→ DIRECTIONS FOR THIS TASK:
Make an exact copy of the entries, taking out every picture.

____ MATERIAL FOR THIS TASK

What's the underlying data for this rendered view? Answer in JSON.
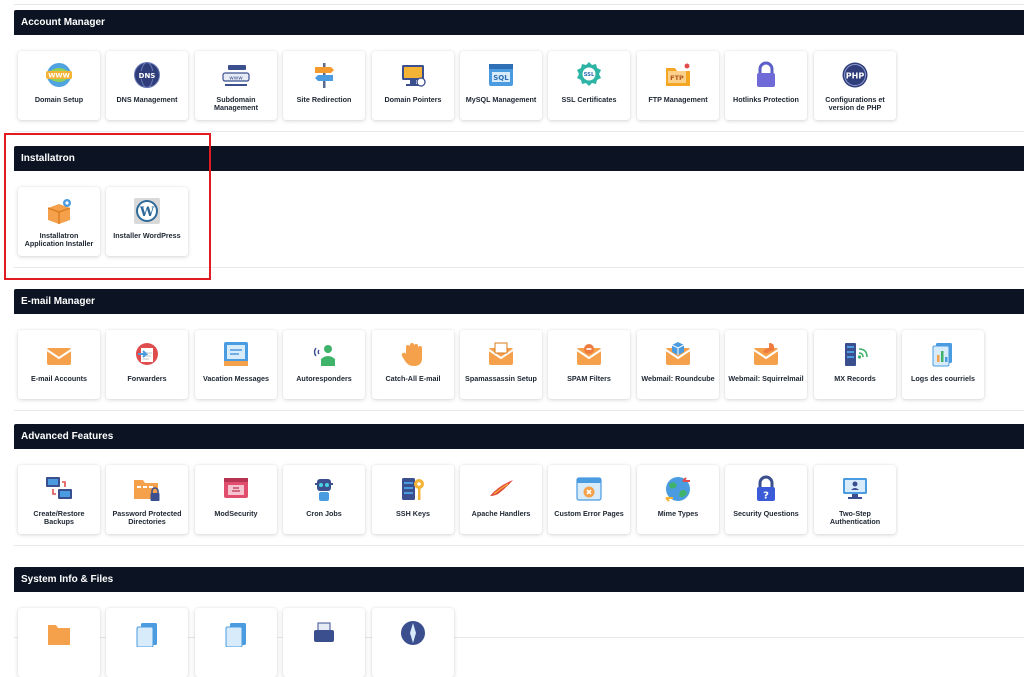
{
  "sections": [
    {
      "title": "Account Manager",
      "items": [
        {
          "label": "Domain Setup",
          "icon": "www-globe-icon"
        },
        {
          "label": "DNS Management",
          "icon": "dns-globe-icon"
        },
        {
          "label": "Subdomain Management",
          "icon": "subdomain-icon"
        },
        {
          "label": "Site Redirection",
          "icon": "signpost-icon"
        },
        {
          "label": "Domain Pointers",
          "icon": "domain-pointer-icon"
        },
        {
          "label": "MySQL Management",
          "icon": "sql-icon"
        },
        {
          "label": "SSL Certificates",
          "icon": "ssl-badge-icon"
        },
        {
          "label": "FTP Management",
          "icon": "ftp-folder-icon"
        },
        {
          "label": "Hotlinks Protection",
          "icon": "padlock-icon"
        },
        {
          "label": "Configurations et version de PHP",
          "icon": "php-icon"
        }
      ]
    },
    {
      "title": "Installatron",
      "items": [
        {
          "label": "Installatron Application Installer",
          "icon": "installatron-box-icon"
        },
        {
          "label": "Installer WordPress",
          "icon": "wordpress-icon"
        }
      ]
    },
    {
      "title": "E-mail Manager",
      "items": [
        {
          "label": "E-mail Accounts",
          "icon": "envelope-icon"
        },
        {
          "label": "Forwarders",
          "icon": "forward-icon"
        },
        {
          "label": "Vacation Messages",
          "icon": "vacation-message-icon"
        },
        {
          "label": "Autoresponders",
          "icon": "autoresponder-icon"
        },
        {
          "label": "Catch-All E-mail",
          "icon": "hand-icon"
        },
        {
          "label": "Spamassassin Setup",
          "icon": "spam-envelope-icon"
        },
        {
          "label": "SPAM Filters",
          "icon": "spam-filter-icon"
        },
        {
          "label": "Webmail: Roundcube",
          "icon": "roundcube-icon"
        },
        {
          "label": "Webmail: Squirrelmail",
          "icon": "squirrelmail-icon"
        },
        {
          "label": "MX Records",
          "icon": "mx-server-icon"
        },
        {
          "label": "Logs des courriels",
          "icon": "mail-logs-icon"
        }
      ]
    },
    {
      "title": "Advanced Features",
      "items": [
        {
          "label": "Create/Restore Backups",
          "icon": "backup-monitors-icon"
        },
        {
          "label": "Password Protected Directories",
          "icon": "protected-folder-icon"
        },
        {
          "label": "ModSecurity",
          "icon": "modsecurity-icon"
        },
        {
          "label": "Cron Jobs",
          "icon": "robot-icon"
        },
        {
          "label": "SSH Keys",
          "icon": "ssh-key-icon"
        },
        {
          "label": "Apache Handlers",
          "icon": "apache-feather-icon"
        },
        {
          "label": "Custom Error Pages",
          "icon": "error-page-icon"
        },
        {
          "label": "Mime Types",
          "icon": "mime-globe-icon"
        },
        {
          "label": "Security Questions",
          "icon": "question-lock-icon"
        },
        {
          "label": "Two-Step Authentication",
          "icon": "two-step-auth-icon"
        }
      ]
    },
    {
      "title": "System Info & Files",
      "items": [
        {
          "label": "",
          "icon": "folder-icon"
        },
        {
          "label": "",
          "icon": "doc-stack-icon"
        },
        {
          "label": "",
          "icon": "doc-stack-icon"
        },
        {
          "label": "",
          "icon": "printer-icon"
        },
        {
          "label": "",
          "icon": "compass-icon"
        }
      ]
    }
  ]
}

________

→ EXERCISE SOLUTION:
What's the underlying data for this rendered view? Answer in JSON.
{
  "sections": [
    {
      "title": "Account Manager",
      "items": [
        {
          "label": "Domain Setup",
          "icon": "www-globe-icon"
        },
        {
          "label": "DNS Management",
          "icon": "dns-globe-icon"
        },
        {
          "label": "Subdomain Management",
          "icon": "subdomain-icon"
        },
        {
          "label": "Site Redirection",
          "icon": "signpost-icon"
        },
        {
          "label": "Domain Pointers",
          "icon": "domain-pointer-icon"
        },
        {
          "label": "MySQL Management",
          "icon": "sql-icon"
        },
        {
          "label": "SSL Certificates",
          "icon": "ssl-badge-icon"
        },
        {
          "label": "FTP Management",
          "icon": "ftp-folder-icon"
        },
        {
          "label": "Hotlinks Protection",
          "icon": "padlock-icon"
        },
        {
          "label": "Configurations et version de PHP",
          "icon": "php-icon"
        }
      ]
    },
    {
      "title": "Installatron",
      "items": [
        {
          "label": "Installatron Application Installer",
          "icon": "installatron-box-icon"
        },
        {
          "label": "Installer WordPress",
          "icon": "wordpress-icon"
        }
      ]
    },
    {
      "title": "E-mail Manager",
      "items": [
        {
          "label": "E-mail Accounts",
          "icon": "envelope-icon"
        },
        {
          "label": "Forwarders",
          "icon": "forward-icon"
        },
        {
          "label": "Vacation Messages",
          "icon": "vacation-message-icon"
        },
        {
          "label": "Autoresponders",
          "icon": "autoresponder-icon"
        },
        {
          "label": "Catch-All E-mail",
          "icon": "hand-icon"
        },
        {
          "label": "Spamassassin Setup",
          "icon": "spam-envelope-icon"
        },
        {
          "label": "SPAM Filters",
          "icon": "spam-filter-icon"
        },
        {
          "label": "Webmail: Roundcube",
          "icon": "roundcube-icon"
        },
        {
          "label": "Webmail: Squirrelmail",
          "icon": "squirrelmail-icon"
        },
        {
          "label": "MX Records",
          "icon": "mx-server-icon"
        },
        {
          "label": "Logs des courriels",
          "icon": "mail-logs-icon"
        }
      ]
    },
    {
      "title": "Advanced Features",
      "items": [
        {
          "label": "Create/Restore Backups",
          "icon": "backup-monitors-icon"
        },
        {
          "label": "Password Protected Directories",
          "icon": "protected-folder-icon"
        },
        {
          "label": "ModSecurity",
          "icon": "modsecurity-icon"
        },
        {
          "label": "Cron Jobs",
          "icon": "robot-icon"
        },
        {
          "label": "SSH Keys",
          "icon": "ssh-key-icon"
        },
        {
          "label": "Apache Handlers",
          "icon": "apache-feather-icon"
        },
        {
          "label": "Custom Error Pages",
          "icon": "error-page-icon"
        },
        {
          "label": "Mime Types",
          "icon": "mime-globe-icon"
        },
        {
          "label": "Security Questions",
          "icon": "question-lock-icon"
        },
        {
          "label": "Two-Step Authentication",
          "icon": "two-step-auth-icon"
        }
      ]
    },
    {
      "title": "System Info & Files",
      "items": [
        {
          "label": "",
          "icon": "folder-icon"
        },
        {
          "label": "",
          "icon": "doc-stack-icon"
        },
        {
          "label": "",
          "icon": "doc-stack-icon"
        },
        {
          "label": "",
          "icon": "printer-icon"
        },
        {
          "label": "",
          "icon": "compass-icon"
        }
      ]
    }
  ]
}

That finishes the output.